Rome, in aedibus Valerij dorici & Aloisij fratris,…, 1544.
FIRST ILLUSTRATED EDITION. Folio, ff. 6, pp. 122 , A6, A-B4, C-L6. Italic letter, some Roman and Greek. First issue including the text of the privilege from Pope Paul III. T-p without ornamentation, woodcut initials. 23 fine woodcut illustrations, including a folding double-page engraved map of Rome by Giovanni Battista Palatino (see, Frutaz 12). Very large woodcut printer’s device (Pegasus) on recto of final leaf with register and imprint date. Small hole due to the moulding of a little area of the upper margins of the first three initial leaves. Extensive waterstaining affecting the book throughout, along gutters and foot margins. Light soiling, or spotting, and thumb marking to margins of some pages. Folding plate with the plan of Rome worn, with turn-ins partially detaching. In contemporary limp vellum, missing ties, cover edges slightly ragged. A good well-margined copy on thick paper, despite the waterstains.
The first illustrated edition of this important guide to Rome, dedicated to Francis I. The text, first published in 1534 by Antonio Blado with a dedication by Rabelais, was substantially amended and enriched with woodcut plans, views, and sculptures for the present edition. Born to a noble Milanese family, Bartolomeo Marliani dedicated his life to the study of Roman archaeology. This work was the pre-eminent account of the antiquities of classical Rome of his day, many of which were to suffer subsequent alteration or disappearance. This edition is one of the masterpieces of Renaissance classical architecture and has remained justly sought after throughout four and a half centuries. The enduring importance of the work is that it tells us what the city was like before many of its ancient ruins were altered, incorporated or swept away in the great building activities of the late 16th and early 17th centuries.
Marliani’s approach to the archeology of Rome differs considerably from that of his predecessors, especially Giacomo Mazzocchi, in that he gives far more prominence to architectural and sculptural detail than to inscriptions, which had almost solely occupied earlier archaeologists. Illustrations include a map of Rome, the mythological founders of the city Romulus, and his brother Remus with the she-Wolf, the Laocoon, the Circus Maximus, the Celsus’ Pyramid, the Pantheon, and the Obelisk. The depiction of the statue of Laocoon is one of the earliest ever produced.

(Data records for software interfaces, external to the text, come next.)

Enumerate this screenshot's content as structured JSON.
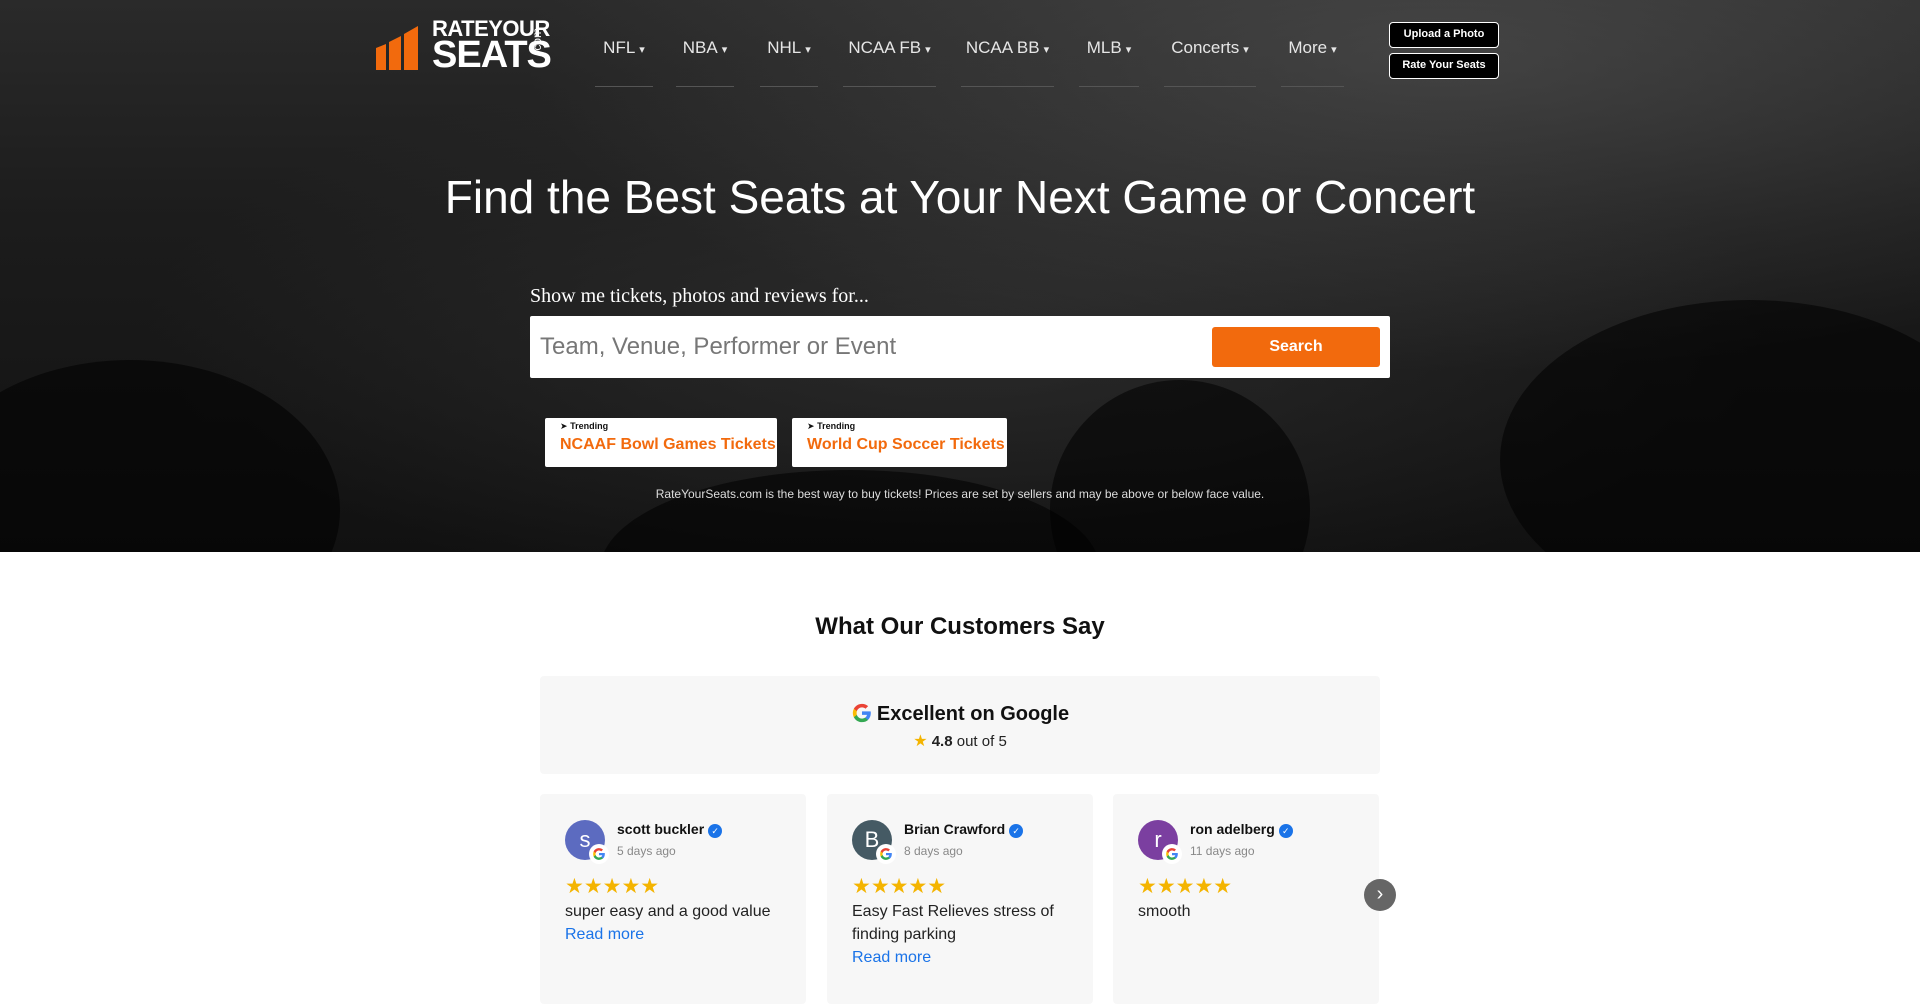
{
  "logo": {
    "rate": "RATEYOUR",
    "seats": "SEATS",
    "dotcom": ".com"
  },
  "nav": {
    "items": [
      {
        "label": "NFL"
      },
      {
        "label": "NBA"
      },
      {
        "label": "NHL"
      },
      {
        "label": "NCAA FB"
      },
      {
        "label": "NCAA BB"
      },
      {
        "label": "MLB"
      },
      {
        "label": "Concerts"
      },
      {
        "label": "More"
      }
    ],
    "caret_icon": "chevron-down-icon",
    "upload_label": "Upload a Photo",
    "rate_label": "Rate Your Seats"
  },
  "hero": {
    "headline": "Find the Best Seats at Your Next Game or Concert",
    "search_label": "Show me tickets, photos and reviews for...",
    "search_placeholder": "Team, Venue, Performer or Event",
    "search_button": "Search",
    "trending": [
      {
        "tag": "Trending",
        "text": "NCAAF Bowl Games Tickets"
      },
      {
        "tag": "Trending",
        "text": "World Cup Soccer Tickets"
      }
    ],
    "disclaimer": "RateYourSeats.com is the best way to buy tickets! Prices are set by sellers and may be above or below face value."
  },
  "reviews": {
    "section_title": "What Our Customers Say",
    "google_title": "Excellent on Google",
    "rating_value": "4.8",
    "rating_suffix": "out of 5",
    "read_more": "Read more",
    "stars": "★★★★★",
    "items": [
      {
        "initial": "s",
        "name": "scott buckler",
        "date": "5 days ago",
        "text": "super easy and a good value",
        "avatar_color": "#5c6bc0"
      },
      {
        "initial": "B",
        "name": "Brian Crawford",
        "date": "8 days ago",
        "text": "Easy Fast Relieves stress of finding parking",
        "avatar_color": "#455a64"
      },
      {
        "initial": "r",
        "name": "ron adelberg",
        "date": "11 days ago",
        "text": "smooth",
        "avatar_color": "#7b3fa0"
      }
    ]
  },
  "colors": {
    "accent": "#f26a0d",
    "link": "#1a73e8",
    "star": "#f4b400"
  }
}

In fact, Marliani was present in Rome to the unveiling of the statue in 1520.
Bibliography: BM STC It. p.418; Fowler p.189; Olschki 17512; Brunet III 1437-8: “Edition ornée de bonne gravures sur bois… Elle est rare, assez recherchée, et néanmois à bas prix”. Mortimer, Harvard C16 It. 284 (with 4 reproductions); Censimento 16 CNCE 34273; Culot, Bozerian roulettes 19, 42, palettes 3, 12, signatures 1; Adams M-610; Berlin Kat. 1831; Schudt 605.